Ashleigh Gray as Elphaba. Photo: Matt Crockett


It’s a far richer depiction of Oz than we’ve seen before, populated with punchy musical numbers written by Stephen Schwartz, stunning production design, and well-rounded characters. At its helm, Elphaba (played by Scot Ashleigh Gray) is our unlikely heroine, who has to learn to negotiate a life of being reviled, while striving to do what’s right for the greater good as she sees it.

And like the Wicked Witch, Glinda – or Galinda as she is first known before her stardom throughout Oz flourishes – is a lot more multifaceted than we’ve seen before.

“Lots of people say Glinda has the bigger character arch,” said Emily.

“She starts as an airhead, a spoiled, pretty-vile schoolgirl, and then becomes this really powerful women who does know right from wrong. She’s an open-minded person who becomes friends with people she never thought she would be friendly with. That’s a massive journey to go on every night. I just really like playing her, and I want the audience to laugh at her, rather than think that she’s horrible. So I’ve tried to make her as likeable as possible.”

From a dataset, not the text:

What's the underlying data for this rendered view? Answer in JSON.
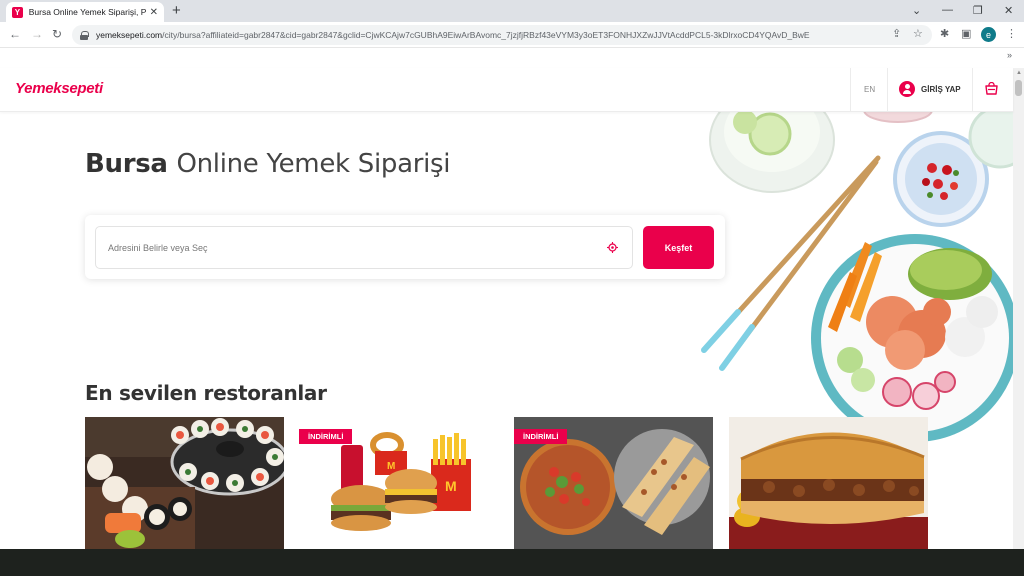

As the two-and-a-half-hour musical progresses, audiences are offered a wonderful, often poignant story about not judging a book by its cover. And front and centre are the two witches, and their complicated friendship.

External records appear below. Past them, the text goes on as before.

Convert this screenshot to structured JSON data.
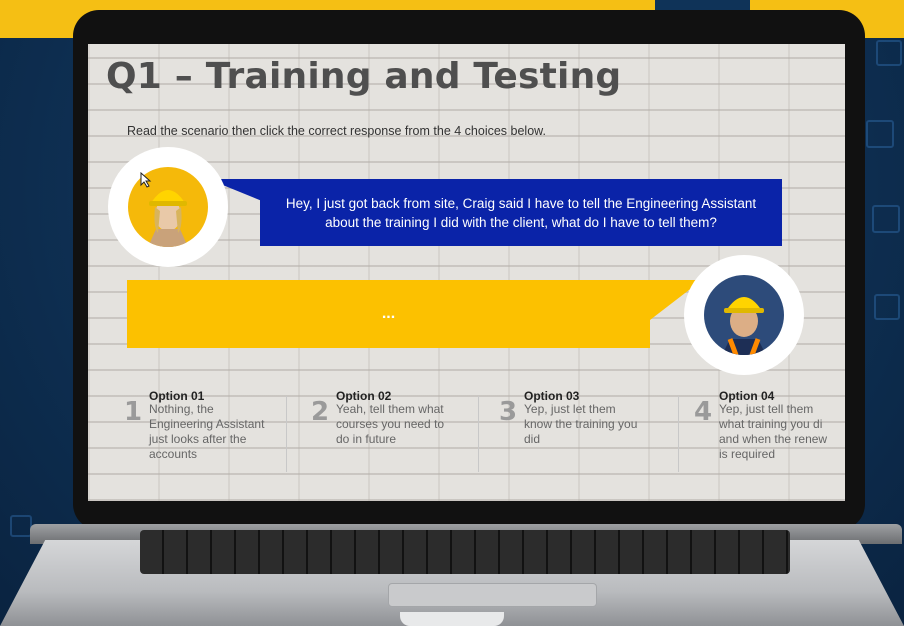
{
  "slide": {
    "title": "Q1 – Training and Testing",
    "instruction": "Read the scenario then click the correct response from the 4 choices below."
  },
  "scenario": {
    "speaker_message": "Hey, I just got back from site, Craig said I have to tell the Engineering Assistant about the training I did with the client, what do I have to tell them?",
    "response_placeholder": "..."
  },
  "options": [
    {
      "number": "1",
      "title": "Option 01",
      "text": "Nothing, the Engineering Assistant just looks after the accounts"
    },
    {
      "number": "2",
      "title": "Option 02",
      "text": "Yeah, tell them what courses you need to do in future"
    },
    {
      "number": "3",
      "title": "Option 03",
      "text": "Yep, just let them know the training you did"
    },
    {
      "number": "4",
      "title": "Option 04",
      "text": "Yep, just tell them what training you di and when the renew is required"
    }
  ],
  "colors": {
    "accent_yellow": "#fcc100",
    "speech_blue": "#0a23a8",
    "background_navy": "#0f3358"
  }
}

“For me, that’s why it’s so special, because there are no musicals really where both leading roles are women. So this sends a strong message out there,” Emily said.

But for all its heart and soul, Wicked is a hilarious riot, too, and Emily is often at the epicentre of the laughs. Having researched the role to the max for Lord Lloyd Webber’s production, she was trusted by Wicked’s team to put her own spin on it.

“My director said in rehearsals last year: ‘You just need to be you and be mental. Bring a bit of yourself to it.’ So they sort of let me loose to find my own quirky Glinda. Although she does get a bit panto dame every now and again,” she laughed.

Wicked runs at HM Theatre, Aberdeen, from Tuesday, May 5, to Saturday, May 30. Show times include 7.30pm, Monday to Saturday, and up to two matinees each week. For all show times, and to book tickets, visit or by calling 01224 641122.